Combine the yeast, warm water, and sugar in a bowl or 1-cup liquid measuring cup. Let it sit for 10 minutes. During this time, if the yeast is alive, it will start eating the sugar and fermenting into alcohol and carbon dioxide. … If the mixture isn’t bubbly, the yeast is no longer good.
What happens if yeast is not activated?
If you have some yeast left, or buy a new packet, rehydrate it in a little water (a tablespoon/15ml or so is plenty) at about 100 degrees F (38C), give it 5-15 minutes of undisturbed soaking time, and mix into the dough – add a little flour if needed to compensate for the additional liquid.
How long does it take to activate yeast?
10 minutesDissolve 1 tsp sugar in 1/2 cup 110°F-115°F water. Add up to 3 packets of yeast, depending on your recipe, to the sugar solution. Stir in yeast until completely dissolved. Let mixture stand until yeast begins to foam vigorously (5 – 10 minutes).
How do you know if yeast is activated?

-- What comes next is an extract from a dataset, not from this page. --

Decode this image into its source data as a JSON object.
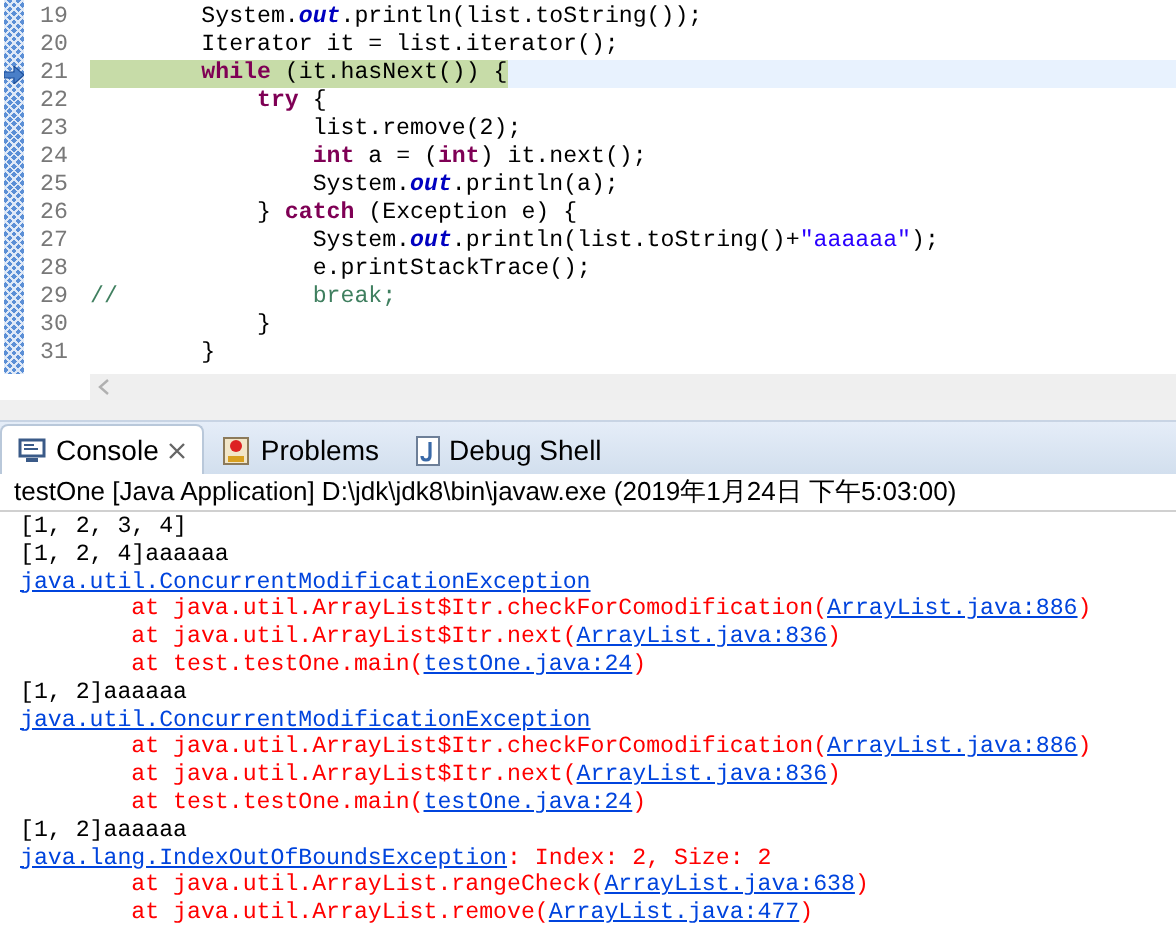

If the yeast is still active, it will dissolve completely into the water and the liquid will start bubbling. → I check the yeast with every recipe as a habit. Better to spend a few minutes to check the yeast at the beginning than make bread that doesn’t rise.